If you’re asked about your greatest weakness, don’t mention any of the required skills of the job! Choose something that won’t directly impact the role you’re interviewing for, and follow this up with the steps you’re taking to improve.
What’s the most creative thing you’ve ever done?
This question can be scary if the role you’re interviewing for isn’t particularly creative! In this sentence, ‘creative’ could be substituted for ‘logical’, ‘sensible’, or any other word which doesn’t relate directly to the role. While this may put you on the spot, try and keep the answer relevant to the workplace. This may be as simple as the last time you solved a problem by thinking about it in a creative way. If necessary, ask for a minute to think about what you want to say!
What’s a common misconception about you?
This can be a tricky question as you want to give the interviewer the impression you’re open and honest! However, interviewers ask this because they want to know that what they see in the interview is what they’ll see in the office! You should emphasise a misconception which wouldn’t affect you in a workplace environment. For example, you’re organised and like to plan your workday, however outside of work you love to be spontaneous.

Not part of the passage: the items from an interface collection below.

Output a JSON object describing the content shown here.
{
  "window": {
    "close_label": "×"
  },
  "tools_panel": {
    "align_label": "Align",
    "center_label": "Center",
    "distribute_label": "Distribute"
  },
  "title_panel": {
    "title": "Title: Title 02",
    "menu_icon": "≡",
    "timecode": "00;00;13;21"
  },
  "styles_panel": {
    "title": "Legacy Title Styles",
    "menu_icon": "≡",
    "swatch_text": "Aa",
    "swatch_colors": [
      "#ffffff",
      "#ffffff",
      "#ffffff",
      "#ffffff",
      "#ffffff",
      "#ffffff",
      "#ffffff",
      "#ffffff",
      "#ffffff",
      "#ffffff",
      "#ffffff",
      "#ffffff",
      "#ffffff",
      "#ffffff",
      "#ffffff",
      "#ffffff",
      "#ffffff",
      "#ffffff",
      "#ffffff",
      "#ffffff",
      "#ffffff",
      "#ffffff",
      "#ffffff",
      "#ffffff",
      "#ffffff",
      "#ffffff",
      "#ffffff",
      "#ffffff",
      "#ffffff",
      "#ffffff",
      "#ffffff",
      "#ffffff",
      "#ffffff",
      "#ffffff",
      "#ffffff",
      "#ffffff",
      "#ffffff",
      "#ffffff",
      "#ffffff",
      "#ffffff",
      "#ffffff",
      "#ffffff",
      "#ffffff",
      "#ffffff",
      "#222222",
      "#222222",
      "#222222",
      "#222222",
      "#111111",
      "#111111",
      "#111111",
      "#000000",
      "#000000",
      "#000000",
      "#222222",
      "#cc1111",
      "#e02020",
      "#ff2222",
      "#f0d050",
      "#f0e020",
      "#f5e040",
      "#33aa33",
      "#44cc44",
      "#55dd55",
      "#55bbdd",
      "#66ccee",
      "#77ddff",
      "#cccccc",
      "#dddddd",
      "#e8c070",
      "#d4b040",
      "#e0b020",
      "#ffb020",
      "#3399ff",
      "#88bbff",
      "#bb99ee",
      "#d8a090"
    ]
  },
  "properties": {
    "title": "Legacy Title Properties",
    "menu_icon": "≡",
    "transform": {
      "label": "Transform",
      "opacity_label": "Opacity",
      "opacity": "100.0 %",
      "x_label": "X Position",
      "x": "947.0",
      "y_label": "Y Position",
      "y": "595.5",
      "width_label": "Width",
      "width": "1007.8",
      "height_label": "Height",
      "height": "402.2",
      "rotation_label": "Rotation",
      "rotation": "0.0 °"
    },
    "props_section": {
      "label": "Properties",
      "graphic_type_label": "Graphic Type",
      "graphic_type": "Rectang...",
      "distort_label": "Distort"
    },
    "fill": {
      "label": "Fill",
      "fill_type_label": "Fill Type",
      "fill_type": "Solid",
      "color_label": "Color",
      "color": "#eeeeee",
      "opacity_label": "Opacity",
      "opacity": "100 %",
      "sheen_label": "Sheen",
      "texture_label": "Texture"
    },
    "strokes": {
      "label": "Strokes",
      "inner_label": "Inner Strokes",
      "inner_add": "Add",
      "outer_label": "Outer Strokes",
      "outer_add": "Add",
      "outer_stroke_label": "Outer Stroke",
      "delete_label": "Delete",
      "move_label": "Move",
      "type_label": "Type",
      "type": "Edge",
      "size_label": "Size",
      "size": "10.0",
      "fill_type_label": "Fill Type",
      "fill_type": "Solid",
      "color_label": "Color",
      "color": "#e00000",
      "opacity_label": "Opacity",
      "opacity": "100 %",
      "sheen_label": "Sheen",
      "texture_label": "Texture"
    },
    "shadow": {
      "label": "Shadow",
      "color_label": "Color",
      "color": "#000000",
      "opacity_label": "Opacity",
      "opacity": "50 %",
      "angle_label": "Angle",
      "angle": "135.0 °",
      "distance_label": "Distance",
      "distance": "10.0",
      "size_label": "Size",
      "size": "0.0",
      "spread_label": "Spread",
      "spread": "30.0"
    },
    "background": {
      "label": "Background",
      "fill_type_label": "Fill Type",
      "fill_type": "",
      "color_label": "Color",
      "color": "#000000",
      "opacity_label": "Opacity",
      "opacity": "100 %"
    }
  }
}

If I called up your boss and asked them about you, what would they say?
Depending on the work situation you’re leaving, this may be a daunting question! Don’t panic – the interviewer wants to learn two things: how you assess yourself, and how you talk about your superiors. In short, don’t focus on your negative performance and don’t speak badly about your manager! Instead, use this question to reflect on a new skill you’ve recently acquired so you can talk about how your manager could say you’re open to learning and improving.
Tell me about a time you failed.
Employers want to know that their future employees can hold themselves accountable if they’re responsible for a mistake and want to learn from them. Tell a clear story of a time you made a small mistake, and finish by explaining what you’ve learnt from the experience. Don’t focus on an example which will make you look careless or one where you were responsible for a major disaster.
If you’re looking for more interview tips and tricks to land your dream role, Tiger publishes regular insights to help!